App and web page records
※ ※ ※
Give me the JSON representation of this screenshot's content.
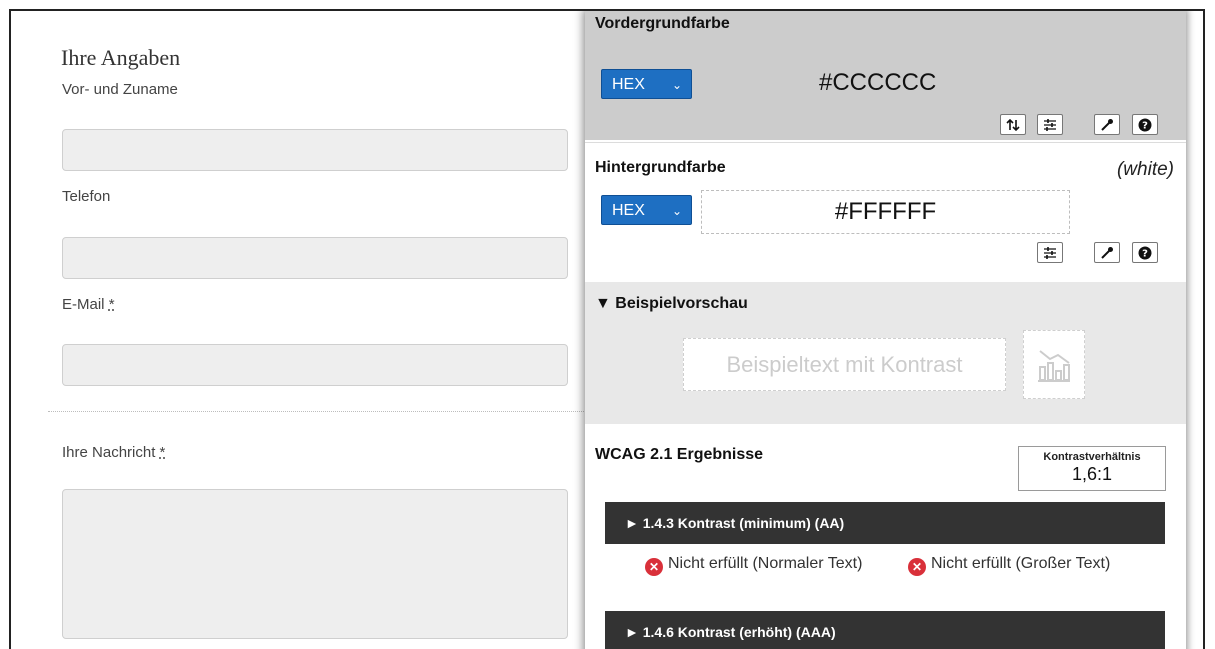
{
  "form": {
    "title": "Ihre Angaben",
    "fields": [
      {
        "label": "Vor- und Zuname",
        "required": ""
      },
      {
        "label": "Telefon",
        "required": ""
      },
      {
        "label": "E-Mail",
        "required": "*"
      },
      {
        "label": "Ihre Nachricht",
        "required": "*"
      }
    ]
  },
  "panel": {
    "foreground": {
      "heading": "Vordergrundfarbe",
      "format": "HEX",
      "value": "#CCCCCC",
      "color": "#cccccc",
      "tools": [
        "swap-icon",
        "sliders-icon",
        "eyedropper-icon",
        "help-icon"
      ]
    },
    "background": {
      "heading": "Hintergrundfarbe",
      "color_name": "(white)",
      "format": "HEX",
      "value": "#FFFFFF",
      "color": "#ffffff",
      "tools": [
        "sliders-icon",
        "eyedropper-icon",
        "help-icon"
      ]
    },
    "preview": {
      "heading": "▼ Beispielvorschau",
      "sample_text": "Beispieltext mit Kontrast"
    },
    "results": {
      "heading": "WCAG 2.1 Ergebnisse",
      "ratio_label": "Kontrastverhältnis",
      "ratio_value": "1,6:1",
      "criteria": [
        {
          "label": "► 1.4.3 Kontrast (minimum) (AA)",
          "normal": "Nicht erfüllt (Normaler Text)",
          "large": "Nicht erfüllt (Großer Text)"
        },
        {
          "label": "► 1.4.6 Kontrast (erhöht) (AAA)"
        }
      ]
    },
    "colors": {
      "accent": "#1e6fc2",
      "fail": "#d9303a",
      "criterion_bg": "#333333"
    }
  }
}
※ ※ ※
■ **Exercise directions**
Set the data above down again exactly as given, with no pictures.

■ **Your response**
Give me the JSON representation of this screenshot's content.
{
  "form": {
    "title": "Ihre Angaben",
    "fields": [
      {
        "label": "Vor- und Zuname",
        "required": ""
      },
      {
        "label": "Telefon",
        "required": ""
      },
      {
        "label": "E-Mail",
        "required": "*"
      },
      {
        "label": "Ihre Nachricht",
        "required": "*"
      }
    ]
  },
  "panel": {
    "foreground": {
      "heading": "Vordergrundfarbe",
      "format": "HEX",
      "value": "#CCCCCC",
      "color": "#cccccc",
      "tools": [
        "swap-icon",
        "sliders-icon",
        "eyedropper-icon",
        "help-icon"
      ]
    },
    "background": {
      "heading": "Hintergrundfarbe",
      "color_name": "(white)",
      "format": "HEX",
      "value": "#FFFFFF",
      "color": "#ffffff",
      "tools": [
        "sliders-icon",
        "eyedropper-icon",
        "help-icon"
      ]
    },
    "preview": {
      "heading": "▼ Beispielvorschau",
      "sample_text": "Beispieltext mit Kontrast"
    },
    "results": {
      "heading": "WCAG 2.1 Ergebnisse",
      "ratio_label": "Kontrastverhältnis",
      "ratio_value": "1,6:1",
      "criteria": [
        {
          "label": "► 1.4.3 Kontrast (minimum) (AA)",
          "normal": "Nicht erfüllt (Normaler Text)",
          "large": "Nicht erfüllt (Großer Text)"
        },
        {
          "label": "► 1.4.6 Kontrast (erhöht) (AAA)"
        }
      ]
    },
    "colors": {
      "accent": "#1e6fc2",
      "fail": "#d9303a",
      "criterion_bg": "#333333"
    }
  }
}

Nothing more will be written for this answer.